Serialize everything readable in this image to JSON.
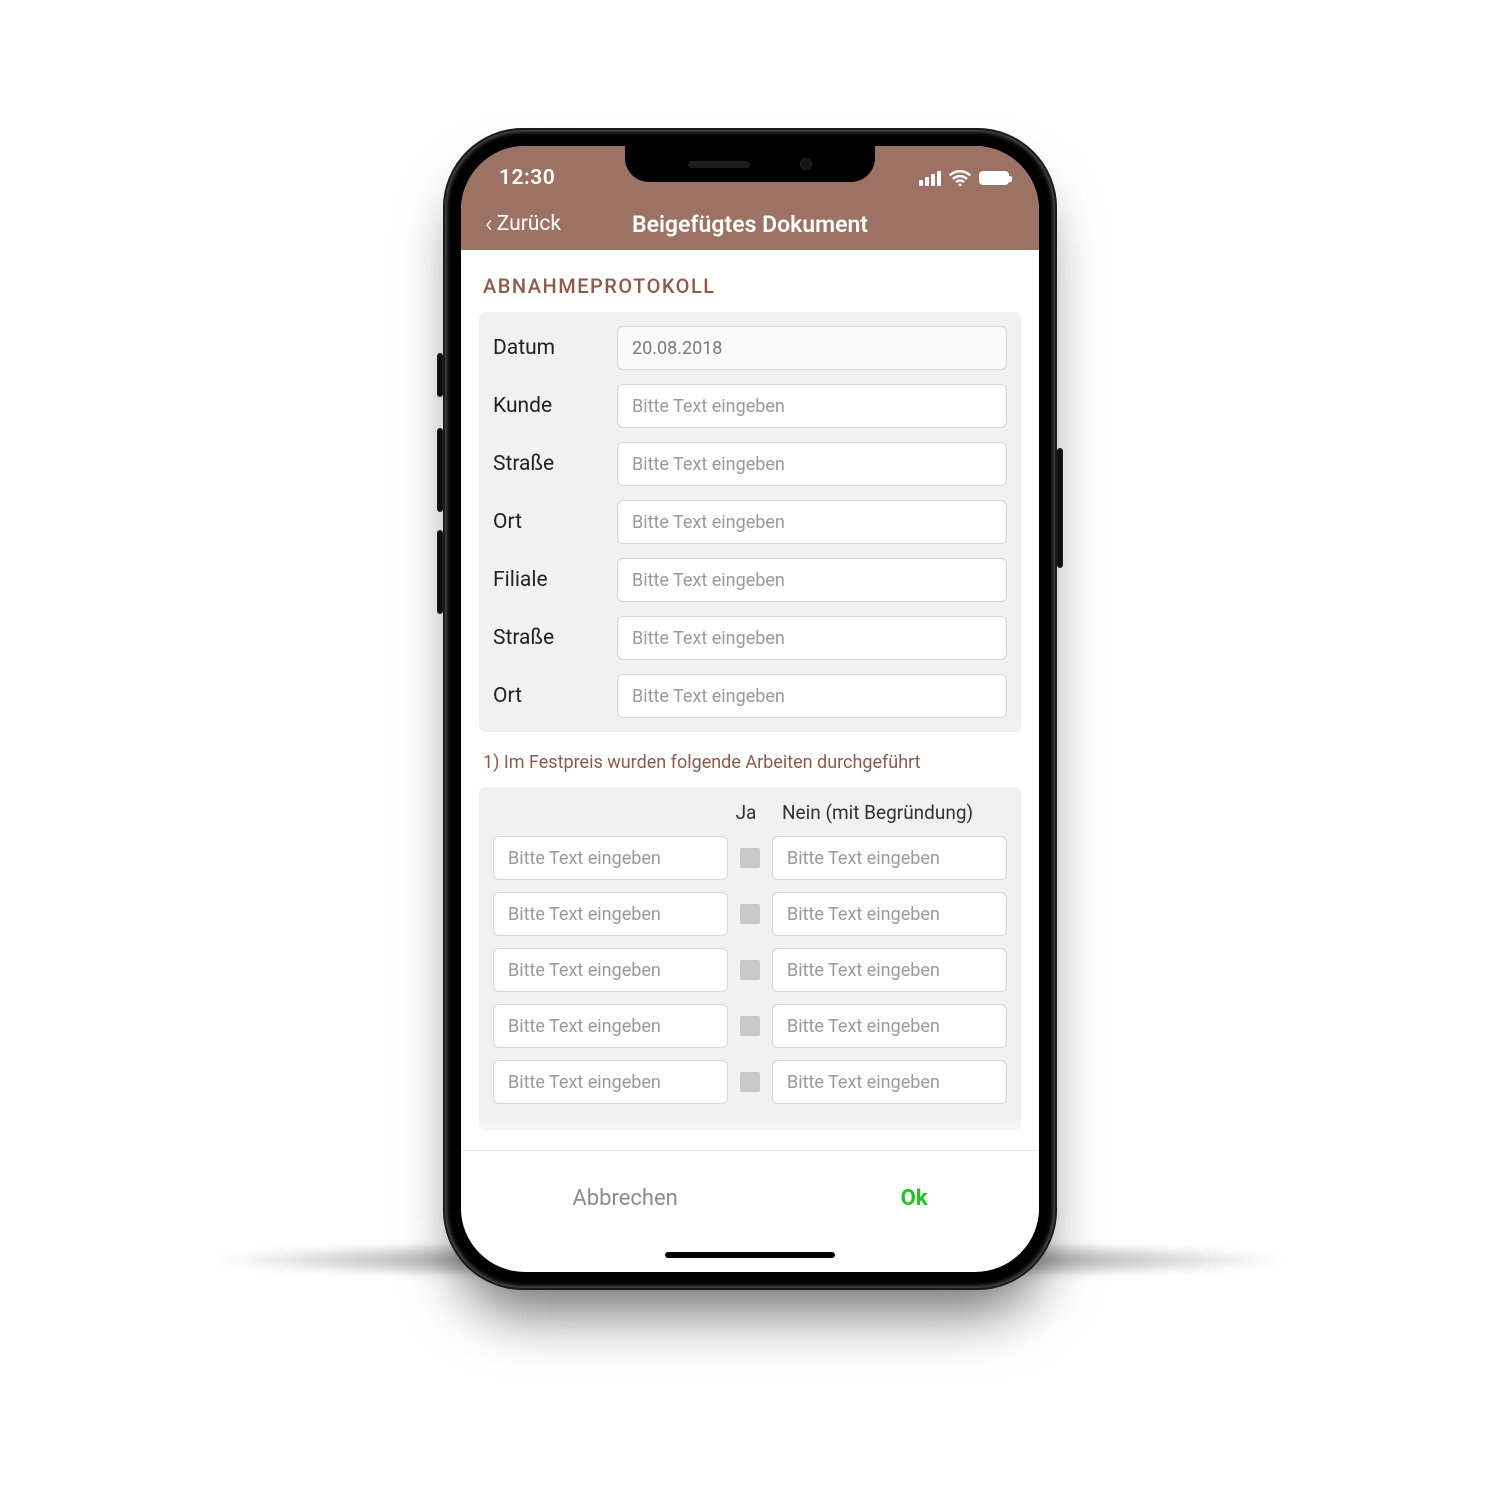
{
  "status": {
    "time": "12:30"
  },
  "nav": {
    "back": "Zurück",
    "title": "Beigefügtes Dokument"
  },
  "section": {
    "heading": "ABNAHMEPROTOKOLL"
  },
  "form": {
    "placeholder": "Bitte Text eingeben",
    "fields": [
      {
        "label": "Datum",
        "value": "20.08.2018"
      },
      {
        "label": "Kunde",
        "value": ""
      },
      {
        "label": "Straße",
        "value": ""
      },
      {
        "label": "Ort",
        "value": ""
      },
      {
        "label": "Filiale",
        "value": ""
      },
      {
        "label": "Straße",
        "value": ""
      },
      {
        "label": "Ort",
        "value": ""
      }
    ]
  },
  "question1": "1) Im Festpreis wurden folgende Arbeiten durchgeführt",
  "tableHeader": {
    "yes": "Ja",
    "no": "Nein (mit Begründung)"
  },
  "workRows": 5,
  "footer": {
    "cancel": "Abbrechen",
    "ok": "Ok"
  }
}
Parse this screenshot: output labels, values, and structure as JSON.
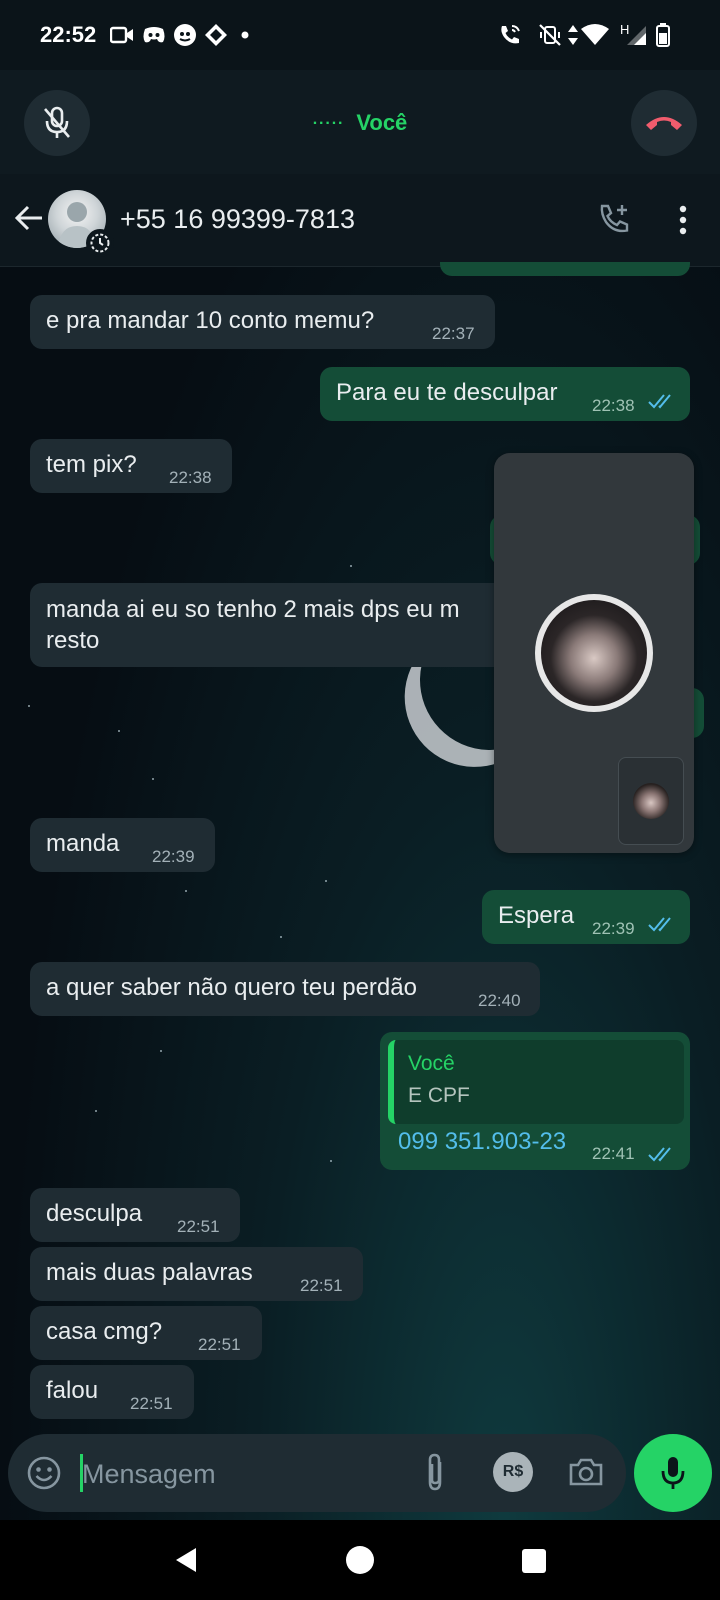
{
  "status_bar": {
    "time": "22:52",
    "left_icons": [
      "video-record-icon",
      "discord-icon",
      "tiktok-icon",
      "app-icon",
      "dot-icon"
    ],
    "right_icons": [
      "wifi-calling-icon",
      "vibrate-off-icon",
      "data-arrows-icon",
      "wifi-icon",
      "signal-icon",
      "battery-icon"
    ],
    "network_label": "H"
  },
  "call_bar": {
    "label": "Você",
    "dots": "·····",
    "end_color": "#f15c6d",
    "accent": "#25d366"
  },
  "header": {
    "contact_name": "+55 16 99399-7813"
  },
  "messages": [
    {
      "dir": "in",
      "text": "e pra mandar 10 conto memu?",
      "time": "22:37"
    },
    {
      "dir": "out",
      "text": "Para eu te desculpar",
      "time": "22:38",
      "read": true
    },
    {
      "dir": "in",
      "text": "tem pix?",
      "time": "22:38"
    },
    {
      "dir": "in",
      "text_line1": "manda ai eu so tenho 2 mais dps eu m",
      "text_line2": "resto"
    },
    {
      "dir": "in",
      "text": "manda",
      "time": "22:39"
    },
    {
      "dir": "out",
      "text": "Espera",
      "time": "22:39",
      "read": true
    },
    {
      "dir": "in",
      "text": "a quer saber não quero teu perdão",
      "time": "22:40"
    },
    {
      "dir": "out",
      "quote_name": "Você",
      "quote_text": "E CPF",
      "text": "099 351.903-23",
      "time": "22:41",
      "read": true
    },
    {
      "dir": "in",
      "text": "desculpa",
      "time": "22:51"
    },
    {
      "dir": "in",
      "text": "mais duas palavras",
      "time": "22:51"
    },
    {
      "dir": "in",
      "text": "casa cmg?",
      "time": "22:51"
    },
    {
      "dir": "in",
      "text": "falou",
      "time": "22:51"
    }
  ],
  "composer": {
    "placeholder": "Mensagem",
    "pay_label": "R$"
  },
  "colors": {
    "incoming_bubble": "#1f2c33",
    "outgoing_bubble": "#144d37",
    "read_tick": "#53bdeb",
    "link": "#53bdeb"
  }
}
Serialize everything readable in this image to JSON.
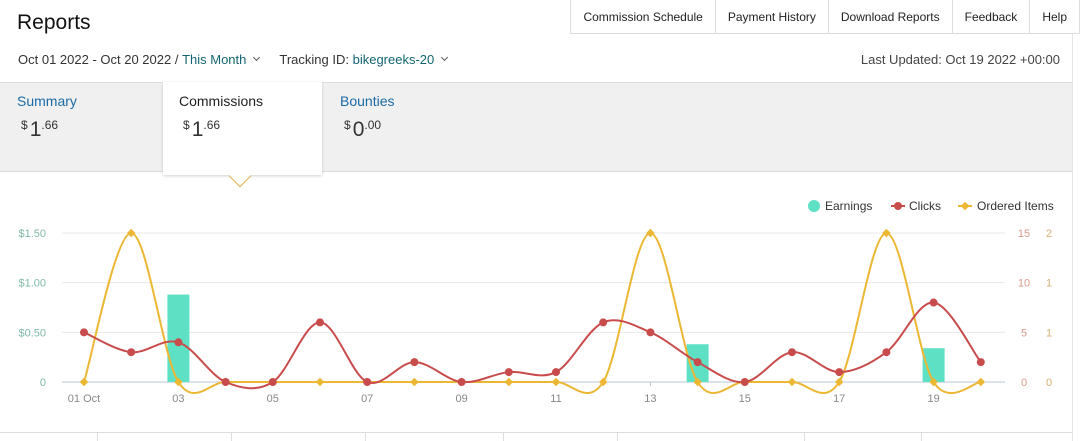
{
  "page": {
    "title": "Reports"
  },
  "topnav": [
    {
      "label": "Commission Schedule",
      "name": "commission-schedule-link"
    },
    {
      "label": "Payment History",
      "name": "payment-history-link"
    },
    {
      "label": "Download Reports",
      "name": "download-reports-link"
    },
    {
      "label": "Feedback",
      "name": "feedback-link"
    },
    {
      "label": "Help",
      "name": "help-link"
    }
  ],
  "filters": {
    "date_range": "Oct 01 2022 - Oct 20 2022 /",
    "period": "This Month",
    "tracking_label": "Tracking ID:",
    "tracking_id": "bikegreeks-20"
  },
  "last_updated": "Last Updated: Oct 19 2022 +00:00",
  "summary_tabs": [
    {
      "label": "Summary",
      "currency": "$",
      "whole": "1",
      "decimal": ".66",
      "active": false
    },
    {
      "label": "Commissions",
      "currency": "$",
      "whole": "1",
      "decimal": ".66",
      "active": true
    },
    {
      "label": "Bounties",
      "currency": "$",
      "whole": "0",
      "decimal": ".00",
      "active": false
    }
  ],
  "colors": {
    "earnings": "#5ee0c5",
    "clicks": "#c94c4c",
    "ordered": "#ecb733",
    "link": "#1a6aa6"
  },
  "chart_data": {
    "type": "bar+line",
    "legend": [
      "Earnings",
      "Clicks",
      "Ordered Items"
    ],
    "legend_position": "top-right",
    "x": [
      "01 Oct",
      "02",
      "03",
      "04",
      "05",
      "06",
      "07",
      "08",
      "09",
      "10",
      "11",
      "12",
      "13",
      "14",
      "15",
      "16",
      "17",
      "18",
      "19",
      "20"
    ],
    "x_tick_labels": [
      "01 Oct",
      "03",
      "05",
      "07",
      "09",
      "11",
      "13",
      "15",
      "17",
      "19"
    ],
    "y_left_ticks": [
      "0",
      "$0.50",
      "$1.00",
      "$1.50"
    ],
    "y_right_clicks_ticks": [
      "0",
      "5",
      "10",
      "15"
    ],
    "y_right_items_ticks": [
      "0",
      "1",
      "1",
      "2"
    ],
    "ylim_earnings": [
      0,
      1.5
    ],
    "ylim_clicks": [
      0,
      15
    ],
    "ylim_ordered": [
      0,
      2
    ],
    "series": [
      {
        "name": "Earnings",
        "type": "bar",
        "values": [
          0,
          0,
          0.88,
          0,
          0,
          0,
          0,
          0,
          0,
          0,
          0,
          0,
          0,
          0.38,
          0,
          0,
          0,
          0,
          0.34,
          0
        ]
      },
      {
        "name": "Clicks",
        "type": "line",
        "values": [
          5,
          3,
          4,
          0,
          0,
          6,
          0,
          2,
          0,
          1,
          1,
          6,
          5,
          2,
          0,
          3,
          1,
          3,
          8,
          2
        ]
      },
      {
        "name": "Ordered Items",
        "type": "line",
        "values": [
          0,
          2,
          0,
          0,
          0,
          0,
          0,
          0,
          0,
          0,
          0,
          0,
          2,
          0,
          0,
          0,
          0,
          2,
          0,
          0
        ]
      }
    ]
  }
}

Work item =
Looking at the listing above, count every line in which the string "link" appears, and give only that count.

Response area =
7